perjury

(pûr`jərē), in criminal law, the act of willfully and knowingly stating a falsehood under oath or under affirmation in judicial or administrative proceedings. If the person accused of perjury had any probable cause for his belief that the statement he made was true, then he is not guilty of perjury. In U.S. federal law, and in most states, a false statement must be material to a point of inquiry in order to constitute perjury. Perjury is a crime and may be punished by fine or imprisonment. One can retract false testimony in the course of a criminal procedure without committing perjury. The crime of inducing another person to commit perjury is called subornation of perjury.

Perjury

 

according to Soviet law, a crime that involves the deliberate concealment of facts or conscious distortion of the truth by a witness or victim in court or during the preliminary investigation of the crime. Perjury may result in conviction of an innocent person or acquittal of a criminal. A deliberately false opinion by an expert or a deliberately incorrect translation by an interpreter are equivalent to perjury (art. 181 of the RSFSR Criminal Code and the corresponding articles of the criminal codes of the other Union republics).

Perjury is punishable by deprivation of freedom for a period of up to one year or correctional labor for the same period. If the perjury is connected with an accusation of a particularly dangerous state crime or other grave crime or with fabrication of evidence to support the accusation or if it is given for a mercenary purpose, it is punishable by deprivation of freedom for two to seven years. According to Article 181 of the Criminal Code, the defendant is not criminally responsible for perjury, but any attempt by him to distort the truth is considered by the court in setting the punishment for the crime for which he is being tried.

Perjury

See also Deceit.
Hiss, Alger (1904–)
imprisoned for perjury during espionage hearings. [Am. Hist.: NCE, 1247]
Oakes
rancher, remembered for his untrustworthy court testimony. [Australian Hist.: Brewer Dictionary, 771]
Philip, King
worships “tickling Commodity”; perjures himself. [Br. Lit.: King John]

perjury

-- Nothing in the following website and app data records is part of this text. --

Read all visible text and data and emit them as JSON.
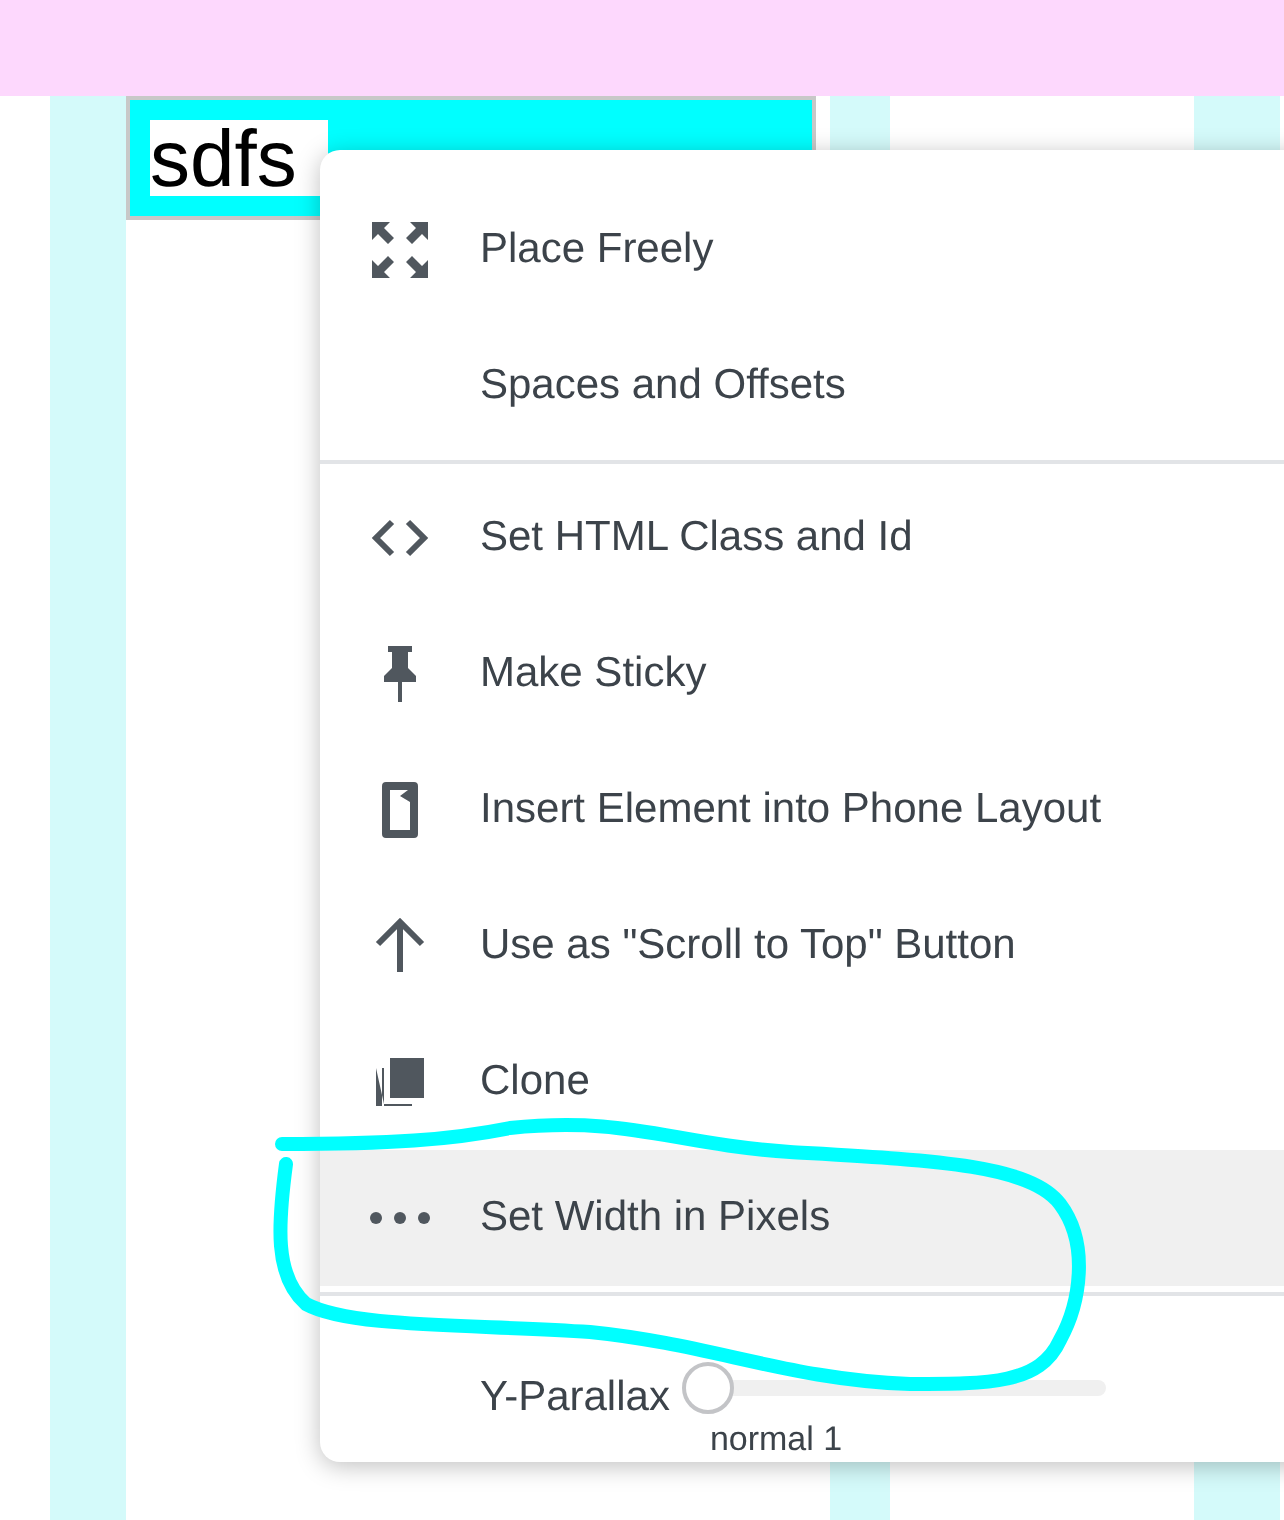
{
  "canvas": {
    "element_text": "sdfs"
  },
  "context_menu": {
    "items": [
      {
        "kind": "action",
        "label": "Place Freely",
        "selected": false
      },
      {
        "kind": "action",
        "label": "Spaces and Offsets",
        "selected": false
      },
      {
        "kind": "divider"
      },
      {
        "kind": "action",
        "label": "Set HTML Class and Id",
        "selected": false
      },
      {
        "kind": "action",
        "label": "Make Sticky",
        "selected": false
      },
      {
        "kind": "action",
        "label": "Insert Element into Phone Layout",
        "selected": false
      },
      {
        "kind": "action",
        "label": "Use as \"Scroll to Top\" Button",
        "selected": false
      },
      {
        "kind": "action",
        "label": "Clone",
        "selected": false
      },
      {
        "kind": "action",
        "label": "Set Width in Pixels",
        "selected": true
      },
      {
        "kind": "divider"
      },
      {
        "kind": "slider",
        "label": "Y-Parallax",
        "level": 0,
        "reading": "normal 1"
      }
    ]
  }
}
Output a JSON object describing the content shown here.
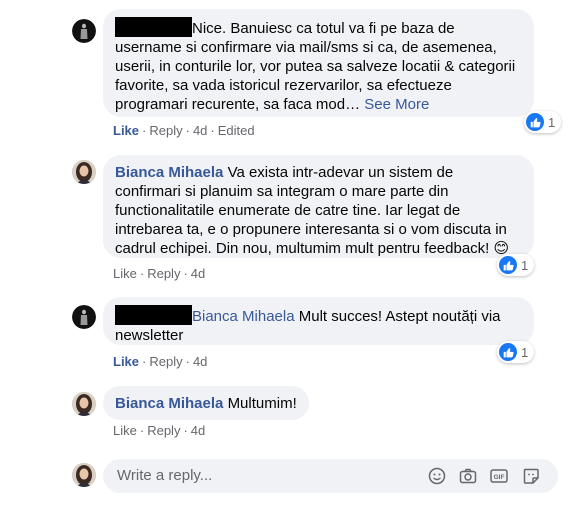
{
  "comments": [
    {
      "author": "",
      "text": "Nice. Banuiesc ca totul va fi pe baza de username si confirmare via mail/sms si ca, de asemenea, userii, in conturile lor, vor putea sa salveze locatii & categorii favorite, sa vada istoricul rezervarilor, sa efectueze programari recurente, sa faca mod…",
      "see_more": "See More",
      "like": "Like",
      "reply": "Reply",
      "time": "4d",
      "edited": "Edited",
      "reaction_count": "1"
    },
    {
      "author": "Bianca Mihaela",
      "text": "Va exista intr-adevar un sistem de confirmari si planuim sa integram o mare parte din functionalitatile enumerate de catre tine. Iar legat de intrebarea ta, e o propunere interesanta si o vom discuta in cadrul echipei. Din nou, multumim mult pentru feedback!",
      "emoji": "😊",
      "like": "Like",
      "reply": "Reply",
      "time": "4d",
      "reaction_count": "1"
    },
    {
      "author": "",
      "mention": "Bianca Mihaela",
      "text": "Mult succes! Astept noutăți via newsletter",
      "like": "Like",
      "reply": "Reply",
      "time": "4d",
      "reaction_count": "1"
    },
    {
      "author": "Bianca Mihaela",
      "text": "Multumim!",
      "like": "Like",
      "reply": "Reply",
      "time": "4d"
    }
  ],
  "reply_box": {
    "placeholder": "Write a reply...",
    "icons": [
      "emoji-icon",
      "camera-icon",
      "gif-icon",
      "sticker-icon"
    ]
  },
  "colors": {
    "link": "#385898",
    "bubble": "#f0f2f5",
    "meta": "#65676b",
    "like_blue": "#1877f2"
  }
}
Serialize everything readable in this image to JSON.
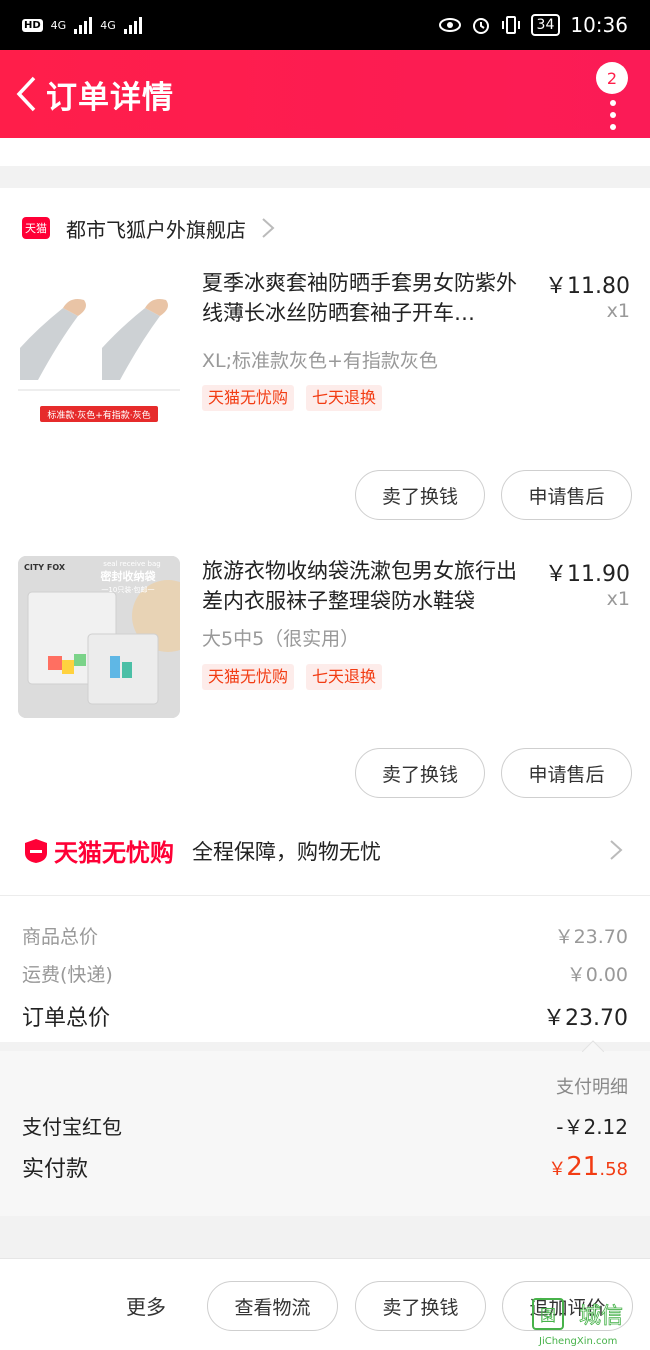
{
  "status_bar": {
    "hd": "HD",
    "net1": "4G",
    "net2": "4G",
    "battery": "34",
    "time": "10:36"
  },
  "navbar": {
    "title": "订单详情",
    "badge_count": "2"
  },
  "store": {
    "badge": "天猫",
    "name": "都市飞狐户外旗舰店"
  },
  "products": [
    {
      "title": "夏季冰爽套袖防晒手套男女防紫外线薄长冰丝防晒套袖子开车…",
      "price": "￥11.80",
      "qty": "x1",
      "sku": "XL;标准款灰色+有指款灰色",
      "image_caption": "标准款·灰色+有指款·灰色",
      "tags": [
        "天猫无忧购",
        "七天退换"
      ],
      "actions": [
        "卖了换钱",
        "申请售后"
      ]
    },
    {
      "title": "旅游衣物收纳袋洗漱包男女旅行出差内衣服袜子整理袋防水鞋袋",
      "price": "￥11.90",
      "qty": "x1",
      "sku": "大5中5（很实用）",
      "image_brand": "CITY FOX",
      "image_label_en": "seal receive bag",
      "image_label": "密封收纳袋",
      "image_sub": "一10只装·包邮一",
      "tags": [
        "天猫无忧购",
        "七天退换"
      ],
      "actions": [
        "卖了换钱",
        "申请售后"
      ]
    }
  ],
  "assurance": {
    "logo": "天猫无忧购",
    "text": "全程保障，购物无忧"
  },
  "summary": {
    "goods_label": "商品总价",
    "goods_value": "￥23.70",
    "shipping_label": "运费(快递)",
    "shipping_value": "￥0.00",
    "total_label": "订单总价",
    "total_value": "￥23.70"
  },
  "payment": {
    "detail_label": "支付明细",
    "redpacket_label": "支付宝红包",
    "redpacket_value": "-￥2.12",
    "actual_label": "实付款",
    "actual_currency": "￥",
    "actual_int": "21",
    "actual_dec": ".58"
  },
  "bottom_bar": {
    "more": "更多",
    "buttons": [
      "查看物流",
      "卖了换钱",
      "追加评价"
    ]
  },
  "watermark": {
    "text": "JiChengXin.com",
    "brand": "城信"
  },
  "colors": {
    "brand_red": "#ff1e4a",
    "tag_text": "#f23c13",
    "tag_bg": "#fdecea"
  }
}
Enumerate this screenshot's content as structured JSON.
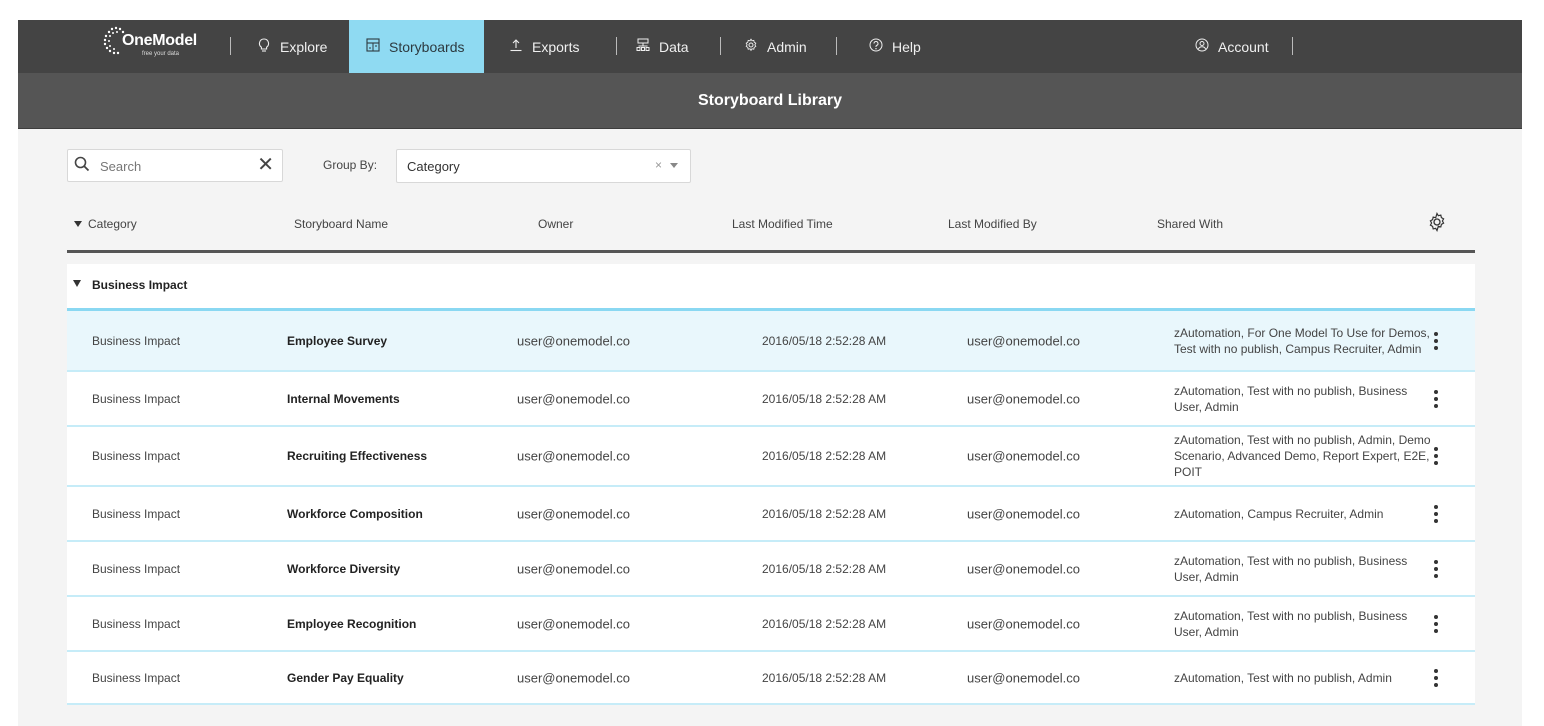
{
  "brand": {
    "name": "OneModel",
    "tagline": "free your data"
  },
  "nav": {
    "items": [
      {
        "label": "Explore",
        "icon": "lightbulb-icon",
        "active": false
      },
      {
        "label": "Storyboards",
        "icon": "storyboard-icon",
        "active": true
      },
      {
        "label": "Exports",
        "icon": "upload-icon",
        "active": false
      },
      {
        "label": "Data",
        "icon": "hierarchy-icon",
        "active": false
      },
      {
        "label": "Admin",
        "icon": "gear-icon",
        "active": false
      },
      {
        "label": "Help",
        "icon": "help-circle-icon",
        "active": false
      }
    ],
    "account": {
      "label": "Account",
      "icon": "user-circle-icon"
    }
  },
  "page": {
    "title": "Storyboard Library"
  },
  "toolbar": {
    "search": {
      "placeholder": "Search",
      "value": ""
    },
    "group_by": {
      "label": "Group By:",
      "value": "Category"
    }
  },
  "table": {
    "columns": [
      "Category",
      "Storyboard Name",
      "Owner",
      "Last Modified Time",
      "Last Modified By",
      "Shared With"
    ],
    "groups": [
      {
        "label": "Business Impact",
        "rows": [
          {
            "category": "Business Impact",
            "name": "Employee Survey",
            "owner": "user@onemodel.co",
            "modified_time": "2016/05/18 2:52:28 AM",
            "modified_by": "user@onemodel.co",
            "shared_with": "zAutomation, For One Model To Use for Demos, Test with no publish, Campus Recruiter, Admin",
            "selected": true
          },
          {
            "category": "Business Impact",
            "name": "Internal Movements",
            "owner": "user@onemodel.co",
            "modified_time": "2016/05/18 2:52:28 AM",
            "modified_by": "user@onemodel.co",
            "shared_with": "zAutomation, Test with no publish, Business User, Admin"
          },
          {
            "category": "Business Impact",
            "name": "Recruiting Effectiveness",
            "owner": "user@onemodel.co",
            "modified_time": "2016/05/18 2:52:28 AM",
            "modified_by": "user@onemodel.co",
            "shared_with": "zAutomation, Test with no publish, Admin, Demo Scenario, Advanced Demo, Report Expert, E2E, POIT"
          },
          {
            "category": "Business Impact",
            "name": "Workforce Composition",
            "owner": "user@onemodel.co",
            "modified_time": "2016/05/18 2:52:28 AM",
            "modified_by": "user@onemodel.co",
            "shared_with": "zAutomation, Campus Recruiter, Admin"
          },
          {
            "category": "Business Impact",
            "name": "Workforce Diversity",
            "owner": "user@onemodel.co",
            "modified_time": "2016/05/18 2:52:28 AM",
            "modified_by": "user@onemodel.co",
            "shared_with": "zAutomation, Test with no publish, Business User, Admin"
          },
          {
            "category": "Business Impact",
            "name": "Employee Recognition",
            "owner": "user@onemodel.co",
            "modified_time": "2016/05/18 2:52:28 AM",
            "modified_by": "user@onemodel.co",
            "shared_with": "zAutomation, Test with no publish, Business User, Admin"
          },
          {
            "category": "Business Impact",
            "name": "Gender Pay Equality",
            "owner": "user@onemodel.co",
            "modified_time": "2016/05/18 2:52:28 AM",
            "modified_by": "user@onemodel.co",
            "shared_with": "zAutomation, Test with no publish, Admin"
          }
        ]
      }
    ]
  },
  "colors": {
    "nav_bg": "#444444",
    "title_bg": "#555555",
    "active_tab": "#8fdaf2",
    "row_selected": "#e9f7fc",
    "row_border": "#c6ecf8"
  }
}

Criminal law the offence committed by a witness in judicial proceedings who, having been lawfully sworn or having affirmed, wilfully gives false evidence
References in periodicals archive ?
Scottish Labour interim leader Anas Sarwar said: "I don't know which is most incredible - the fact there is a Yes rally nine weeks after two million Scots said No or that the SNP deputy leader is sharing a platform with a convicted perjurer.
There was nothing quite so dainty when she had used her position on the bench to lambast Jones, convict him of a criminal offence, all while the criminal and serial perjurer to whom Jones had fleetingly referred was presented as an innocent victim.
The irrefutable conclusion I reached that day was that either Cardinal Law was a perjurer or so lacking in compassion and understanding that immediate banishment from his office was necessary and justified.
WHAT have Lord Ashcroft for the Conservative party, property developer David Abrahams for the Labour party and convicted perjurer Michael Brown for the Liberal Democrat party got in common?
Notwithstanding her record as a CFR member, neo-conservative, and perjurer, she is a staunch defender of the Second Amendment.
any crime, whether or not the crime involves the perjurer directly or
In 1994 when investigating perjurer Cabinet Minister Jonathan Aitken he concluded,``I confirm that.
The pair, who have not been named, met the convicted perjurer at the restaurant while the millionaire novelist was working as a teaboy at a local theatre.
It opens the door for the liar, the perjurer and the pimp to make charges and damn men's reputations and to do so in secret without having either to substantiate or prove any charges they might make.
Perot and thus denying re-election to President George Bush, these voters threw the election to a scoundrel, liar, perjurer, abuser of women, and dyed-in-the-wool pro-abortionist by the name of Bill Clinton.
Alternatively, the trial court may strike testimony or pleadings, or hold the perjurer in contempt.